Work to be completed
Gather all lines in the entries below that include the word "user".

Dataset rows describing interfaces:
##########

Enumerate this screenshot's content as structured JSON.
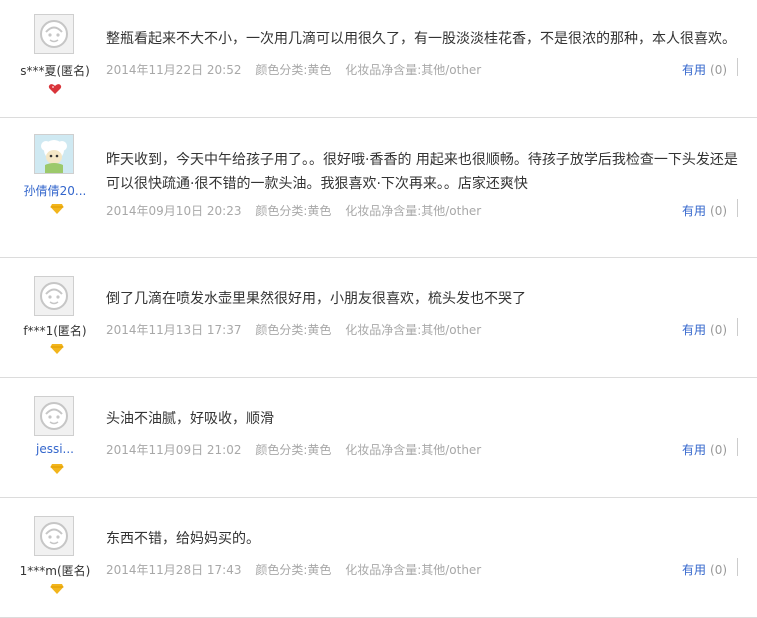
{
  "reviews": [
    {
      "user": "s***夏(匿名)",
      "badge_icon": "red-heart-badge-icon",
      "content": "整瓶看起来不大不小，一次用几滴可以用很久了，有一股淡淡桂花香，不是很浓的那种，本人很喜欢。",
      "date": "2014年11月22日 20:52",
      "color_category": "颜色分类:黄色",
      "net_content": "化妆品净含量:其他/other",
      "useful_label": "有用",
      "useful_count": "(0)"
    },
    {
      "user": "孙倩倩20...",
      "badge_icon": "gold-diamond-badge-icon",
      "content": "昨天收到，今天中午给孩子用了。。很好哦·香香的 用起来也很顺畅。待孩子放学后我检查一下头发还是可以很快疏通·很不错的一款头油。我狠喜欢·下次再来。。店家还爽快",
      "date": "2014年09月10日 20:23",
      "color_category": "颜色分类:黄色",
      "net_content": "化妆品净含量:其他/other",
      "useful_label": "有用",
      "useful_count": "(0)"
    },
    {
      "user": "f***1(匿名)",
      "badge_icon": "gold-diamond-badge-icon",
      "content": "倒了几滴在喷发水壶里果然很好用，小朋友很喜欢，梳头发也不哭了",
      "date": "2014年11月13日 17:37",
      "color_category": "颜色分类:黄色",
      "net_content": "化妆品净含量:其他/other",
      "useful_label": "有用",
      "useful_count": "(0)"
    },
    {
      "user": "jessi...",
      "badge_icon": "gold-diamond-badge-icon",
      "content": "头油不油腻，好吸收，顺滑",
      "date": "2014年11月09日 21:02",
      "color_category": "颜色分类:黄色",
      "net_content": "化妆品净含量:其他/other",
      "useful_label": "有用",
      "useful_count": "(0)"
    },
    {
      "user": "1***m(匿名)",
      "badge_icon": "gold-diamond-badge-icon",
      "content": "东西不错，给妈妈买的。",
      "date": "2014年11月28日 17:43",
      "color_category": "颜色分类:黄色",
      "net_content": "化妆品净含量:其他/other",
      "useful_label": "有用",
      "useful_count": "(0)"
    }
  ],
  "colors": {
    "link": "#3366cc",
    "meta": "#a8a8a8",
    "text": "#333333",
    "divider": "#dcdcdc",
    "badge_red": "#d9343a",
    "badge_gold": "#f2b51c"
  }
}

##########

Response below
      "user": "s***夏(匿名)",
      "user": "孙倩倩20...",
      "user": "f***1(匿名)",
      "user": "jessi...",
      "user": "1***m(匿名)",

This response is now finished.